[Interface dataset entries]
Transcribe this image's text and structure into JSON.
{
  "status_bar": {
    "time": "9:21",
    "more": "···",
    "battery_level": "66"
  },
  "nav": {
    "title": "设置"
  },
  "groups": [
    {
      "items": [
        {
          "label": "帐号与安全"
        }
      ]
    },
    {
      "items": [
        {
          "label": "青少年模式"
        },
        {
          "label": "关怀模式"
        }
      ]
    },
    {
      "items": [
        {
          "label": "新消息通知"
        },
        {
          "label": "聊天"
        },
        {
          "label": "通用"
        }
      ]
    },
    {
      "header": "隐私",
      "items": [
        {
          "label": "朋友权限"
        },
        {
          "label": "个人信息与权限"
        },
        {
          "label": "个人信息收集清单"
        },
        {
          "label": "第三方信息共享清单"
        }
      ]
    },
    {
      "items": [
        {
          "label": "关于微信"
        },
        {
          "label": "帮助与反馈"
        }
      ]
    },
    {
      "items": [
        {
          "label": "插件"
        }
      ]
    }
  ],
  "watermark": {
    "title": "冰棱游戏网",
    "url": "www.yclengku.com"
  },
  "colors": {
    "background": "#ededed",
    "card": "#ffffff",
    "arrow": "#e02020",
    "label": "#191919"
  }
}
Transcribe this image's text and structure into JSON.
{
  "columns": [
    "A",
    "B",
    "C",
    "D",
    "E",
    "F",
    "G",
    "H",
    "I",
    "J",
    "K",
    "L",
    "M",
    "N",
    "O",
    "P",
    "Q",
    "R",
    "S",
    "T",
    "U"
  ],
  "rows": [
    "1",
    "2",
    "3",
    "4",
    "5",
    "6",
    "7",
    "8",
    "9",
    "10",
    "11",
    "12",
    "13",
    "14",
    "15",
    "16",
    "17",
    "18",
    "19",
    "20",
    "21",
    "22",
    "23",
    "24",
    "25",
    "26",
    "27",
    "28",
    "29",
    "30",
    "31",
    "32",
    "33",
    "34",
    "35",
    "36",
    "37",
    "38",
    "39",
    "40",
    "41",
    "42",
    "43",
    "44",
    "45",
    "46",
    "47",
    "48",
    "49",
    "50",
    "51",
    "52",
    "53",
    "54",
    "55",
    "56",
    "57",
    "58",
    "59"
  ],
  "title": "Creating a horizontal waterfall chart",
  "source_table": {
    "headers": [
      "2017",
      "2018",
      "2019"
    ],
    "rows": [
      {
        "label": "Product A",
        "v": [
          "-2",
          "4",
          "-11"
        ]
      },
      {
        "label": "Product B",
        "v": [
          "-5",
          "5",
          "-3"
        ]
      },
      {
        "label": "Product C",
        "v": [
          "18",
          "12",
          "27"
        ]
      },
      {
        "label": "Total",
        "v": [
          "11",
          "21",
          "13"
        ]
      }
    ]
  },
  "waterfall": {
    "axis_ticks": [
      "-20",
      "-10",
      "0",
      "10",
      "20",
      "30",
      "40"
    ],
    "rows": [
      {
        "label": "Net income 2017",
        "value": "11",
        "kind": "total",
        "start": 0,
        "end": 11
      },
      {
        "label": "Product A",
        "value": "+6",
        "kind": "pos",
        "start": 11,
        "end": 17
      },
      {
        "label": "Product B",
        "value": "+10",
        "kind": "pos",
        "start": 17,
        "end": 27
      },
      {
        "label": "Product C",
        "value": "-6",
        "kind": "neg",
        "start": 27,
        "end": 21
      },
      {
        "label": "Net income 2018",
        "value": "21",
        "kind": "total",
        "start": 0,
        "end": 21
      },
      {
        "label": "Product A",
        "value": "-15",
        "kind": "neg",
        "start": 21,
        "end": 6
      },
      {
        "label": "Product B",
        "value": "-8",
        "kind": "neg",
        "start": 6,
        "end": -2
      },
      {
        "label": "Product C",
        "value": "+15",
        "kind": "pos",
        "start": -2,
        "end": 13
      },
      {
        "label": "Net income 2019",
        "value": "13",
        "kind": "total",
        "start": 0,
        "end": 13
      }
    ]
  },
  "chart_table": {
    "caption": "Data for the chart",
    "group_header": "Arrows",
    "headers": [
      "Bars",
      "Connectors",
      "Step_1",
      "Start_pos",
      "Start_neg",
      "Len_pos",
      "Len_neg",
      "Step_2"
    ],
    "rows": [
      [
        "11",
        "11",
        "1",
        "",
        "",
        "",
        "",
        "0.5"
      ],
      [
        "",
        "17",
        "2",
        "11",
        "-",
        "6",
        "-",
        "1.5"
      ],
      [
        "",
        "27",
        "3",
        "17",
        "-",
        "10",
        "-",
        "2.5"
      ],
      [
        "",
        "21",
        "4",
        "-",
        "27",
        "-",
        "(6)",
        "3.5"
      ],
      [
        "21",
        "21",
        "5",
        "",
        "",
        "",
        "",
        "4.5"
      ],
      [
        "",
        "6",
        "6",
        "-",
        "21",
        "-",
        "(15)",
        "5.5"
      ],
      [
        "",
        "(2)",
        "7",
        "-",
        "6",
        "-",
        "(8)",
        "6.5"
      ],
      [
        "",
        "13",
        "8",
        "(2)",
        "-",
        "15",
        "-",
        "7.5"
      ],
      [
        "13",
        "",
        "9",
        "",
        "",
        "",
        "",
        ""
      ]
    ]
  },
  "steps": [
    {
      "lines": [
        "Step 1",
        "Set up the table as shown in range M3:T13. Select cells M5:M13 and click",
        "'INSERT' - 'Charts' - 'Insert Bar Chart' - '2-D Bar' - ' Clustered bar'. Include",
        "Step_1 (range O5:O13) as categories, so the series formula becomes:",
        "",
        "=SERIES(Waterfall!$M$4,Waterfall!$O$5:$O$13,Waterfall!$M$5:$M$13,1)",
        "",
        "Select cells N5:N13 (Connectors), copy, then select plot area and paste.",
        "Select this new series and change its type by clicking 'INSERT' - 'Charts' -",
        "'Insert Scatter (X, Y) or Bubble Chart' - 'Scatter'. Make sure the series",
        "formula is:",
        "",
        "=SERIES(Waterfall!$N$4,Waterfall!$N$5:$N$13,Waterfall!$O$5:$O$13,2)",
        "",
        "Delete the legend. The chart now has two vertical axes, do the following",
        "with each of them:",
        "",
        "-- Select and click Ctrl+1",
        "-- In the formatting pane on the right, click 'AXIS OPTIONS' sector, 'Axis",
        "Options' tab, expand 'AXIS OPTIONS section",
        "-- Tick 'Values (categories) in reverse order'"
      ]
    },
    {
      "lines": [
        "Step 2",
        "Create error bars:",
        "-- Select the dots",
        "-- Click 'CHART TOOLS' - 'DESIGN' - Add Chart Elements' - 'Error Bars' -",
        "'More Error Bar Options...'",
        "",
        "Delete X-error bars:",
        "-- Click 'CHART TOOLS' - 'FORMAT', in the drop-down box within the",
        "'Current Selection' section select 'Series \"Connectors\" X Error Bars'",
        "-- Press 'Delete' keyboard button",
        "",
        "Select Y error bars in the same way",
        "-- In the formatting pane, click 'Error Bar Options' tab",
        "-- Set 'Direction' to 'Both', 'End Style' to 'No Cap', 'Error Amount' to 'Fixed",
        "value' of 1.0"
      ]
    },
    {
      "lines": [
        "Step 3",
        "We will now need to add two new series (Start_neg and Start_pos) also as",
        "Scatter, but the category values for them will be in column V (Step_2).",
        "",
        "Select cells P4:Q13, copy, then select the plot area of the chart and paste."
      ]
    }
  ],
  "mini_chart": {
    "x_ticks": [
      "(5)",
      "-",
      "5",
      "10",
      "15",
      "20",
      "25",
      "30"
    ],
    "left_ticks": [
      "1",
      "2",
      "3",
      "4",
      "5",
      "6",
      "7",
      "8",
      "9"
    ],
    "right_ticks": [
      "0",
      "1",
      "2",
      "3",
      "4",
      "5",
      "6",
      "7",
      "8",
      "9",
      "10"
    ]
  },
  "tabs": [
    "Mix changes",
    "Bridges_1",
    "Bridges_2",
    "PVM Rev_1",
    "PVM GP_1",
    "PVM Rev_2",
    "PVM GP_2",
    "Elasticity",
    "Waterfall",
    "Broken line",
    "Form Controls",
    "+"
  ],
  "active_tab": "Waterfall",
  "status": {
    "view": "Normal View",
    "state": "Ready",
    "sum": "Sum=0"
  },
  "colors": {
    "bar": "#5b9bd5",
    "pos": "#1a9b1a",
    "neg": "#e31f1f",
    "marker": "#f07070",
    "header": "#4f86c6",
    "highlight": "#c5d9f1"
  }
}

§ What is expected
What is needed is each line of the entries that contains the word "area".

§ Answer
        "Select cells N5:N13 (Connectors), copy, then select plot area and paste.",
        "Select cells P4:Q13, copy, then select the plot area of the chart and paste."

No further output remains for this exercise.